**Task**
Write out each record again exactly as it stands.

(Source data)
%%
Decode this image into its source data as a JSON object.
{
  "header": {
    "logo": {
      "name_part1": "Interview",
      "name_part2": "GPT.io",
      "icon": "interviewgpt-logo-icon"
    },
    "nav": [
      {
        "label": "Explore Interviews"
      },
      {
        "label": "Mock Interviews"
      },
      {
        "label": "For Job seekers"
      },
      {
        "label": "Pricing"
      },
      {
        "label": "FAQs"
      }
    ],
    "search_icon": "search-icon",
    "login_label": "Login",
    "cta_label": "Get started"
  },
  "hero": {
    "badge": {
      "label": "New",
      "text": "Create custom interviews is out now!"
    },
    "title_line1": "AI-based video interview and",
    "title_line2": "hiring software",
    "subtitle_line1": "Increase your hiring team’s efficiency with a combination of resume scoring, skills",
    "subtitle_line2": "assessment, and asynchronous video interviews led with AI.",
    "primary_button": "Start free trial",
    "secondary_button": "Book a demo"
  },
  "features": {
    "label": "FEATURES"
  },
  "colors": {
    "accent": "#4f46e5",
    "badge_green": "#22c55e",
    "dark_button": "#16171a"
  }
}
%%
**Task output**
Decode this image into its source data as a JSON object.
{
  "header": {
    "logo": {
      "name_part1": "Interview",
      "name_part2": "GPT.io",
      "icon": "interviewgpt-logo-icon"
    },
    "nav": [
      {
        "label": "Explore Interviews"
      },
      {
        "label": "Mock Interviews"
      },
      {
        "label": "For Job seekers"
      },
      {
        "label": "Pricing"
      },
      {
        "label": "FAQs"
      }
    ],
    "search_icon": "search-icon",
    "login_label": "Login",
    "cta_label": "Get started"
  },
  "hero": {
    "badge": {
      "label": "New",
      "text": "Create custom interviews is out now!"
    },
    "title_line1": "AI-based video interview and",
    "title_line2": "hiring software",
    "subtitle_line1": "Increase your hiring team’s efficiency with a combination of resume scoring, skills",
    "subtitle_line2": "assessment, and asynchronous video interviews led with AI.",
    "primary_button": "Start free trial",
    "secondary_button": "Book a demo"
  },
  "features": {
    "label": "FEATURES"
  },
  "colors": {
    "accent": "#4f46e5",
    "badge_green": "#22c55e",
    "dark_button": "#16171a"
  }
}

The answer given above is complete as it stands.